The Kennedy Center

Robin Huw Bowen


Born in Liverpool (the unofficial ôcapital of North Wales,ö despite being in England) to Welsh-speaking parents, Robin Huw Bowen, inspired by the Breton harper, Alan Stivell, learned to play the simple Celtic harp while at school. He was first exposed to the triple harp by the brothers Dafydd and Gwyndaf Roberts who played the instrument with the traditional Welsh group, Ar Log. They had learned from Nansi Richards, the last of the Welsh gypsy harpists.

In 1979 he received a degree in Welsh Language and Literature from the University College of Aberystwyth, Mid-Wales. For some years Bowen worked at the Welsh National Library.
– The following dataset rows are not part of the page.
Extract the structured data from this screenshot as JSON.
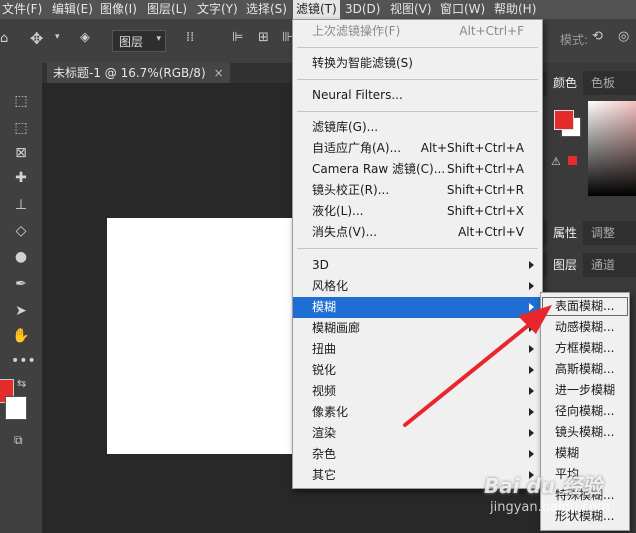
{
  "menubar": {
    "items": [
      "文件(F)",
      "编辑(E)",
      "图像(I)",
      "图层(L)",
      "文字(Y)",
      "选择(S)",
      "滤镜(T)",
      "3D(D)",
      "视图(V)",
      "窗口(W)",
      "帮助(H)"
    ]
  },
  "options_bar": {
    "layer_select": "图层",
    "mode_label": "模式:"
  },
  "document_tab": {
    "title": "未标题-1 @ 16.7%(RGB/8)",
    "close": "×"
  },
  "right_panel": {
    "tabs_top": [
      "颜色",
      "色板"
    ],
    "tabs_mid": [
      "属性",
      "调整"
    ],
    "tabs_bottom": [
      "图层",
      "通道"
    ],
    "fg_color": "#e62b2b"
  },
  "filter_menu": {
    "items": [
      {
        "label": "上次滤镜操作(F)",
        "shortcut": "Alt+Ctrl+F",
        "disabled": true
      },
      {
        "label": "转换为智能滤镜(S)",
        "shortcut": ""
      },
      {
        "label": "Neural Filters...",
        "shortcut": ""
      },
      {
        "label": "滤镜库(G)...",
        "shortcut": ""
      },
      {
        "label": "自适应广角(A)...",
        "shortcut": "Alt+Shift+Ctrl+A"
      },
      {
        "label": "Camera Raw 滤镜(C)...",
        "shortcut": "Shift+Ctrl+A"
      },
      {
        "label": "镜头校正(R)...",
        "shortcut": "Shift+Ctrl+R"
      },
      {
        "label": "液化(L)...",
        "shortcut": "Shift+Ctrl+X"
      },
      {
        "label": "消失点(V)...",
        "shortcut": "Alt+Ctrl+V"
      },
      {
        "label": "3D",
        "submenu": true
      },
      {
        "label": "风格化",
        "submenu": true
      },
      {
        "label": "模糊",
        "submenu": true,
        "highlighted": true
      },
      {
        "label": "模糊画廊",
        "submenu": true
      },
      {
        "label": "扭曲",
        "submenu": true
      },
      {
        "label": "锐化",
        "submenu": true
      },
      {
        "label": "视频",
        "submenu": true
      },
      {
        "label": "像素化",
        "submenu": true
      },
      {
        "label": "渲染",
        "submenu": true
      },
      {
        "label": "杂色",
        "submenu": true
      },
      {
        "label": "其它",
        "submenu": true
      }
    ]
  },
  "blur_submenu": {
    "items": [
      "表面模糊...",
      "动感模糊...",
      "方框模糊...",
      "高斯模糊...",
      "进一步模糊",
      "径向模糊...",
      "镜头模糊...",
      "模糊",
      "平均",
      "特殊模糊...",
      "形状模糊..."
    ]
  },
  "watermark": {
    "logo": "Bai du 经验",
    "url": "jingyan.baidu.com"
  },
  "colors": {
    "accent_highlight": "#1f6ed4",
    "annotation_arrow": "#e8262b"
  }
}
While there he began his pursuit of the Welsh triple harp and discovered several old collections of Welsh tunes and arrangements for harp. He set up his own press, Gwasg Teires, to publish this material, one of the only current sources for traditional Welsh music. His book of two hundred hornpipes, Tro Llaw, was published by the Welsh National Library.

Bowen played locally for several years, and joined the Welsh traditional group, Mabsant, in 1986, toured and recorded with them for two years and then set out on his own. Since then he has played solo and with the vocal duo Cusan Tan, with whom he currently tours. As a solo performer he has toured North America, Australia and Europe and has performed at major festivals, concerts and colleges. He has also taught classes and workshops.

The triple harp has obscure origins in the eighteen century. It has three rows of strings, the outer two in unison to each other, the middle for accidentals, making it a fully chromatic instrument. It was popular for a time throughout Europe, in art music as much as folk, but was later superseded by the pedal harp (which uses the pedal for accidentals). The triple harp lived on only in Wales, where it was extremely popular, and much cheaper and lighter than the new pedal harps. It became known as the Welsh national instrument in the nineteenth century.
Robin Huw Bowen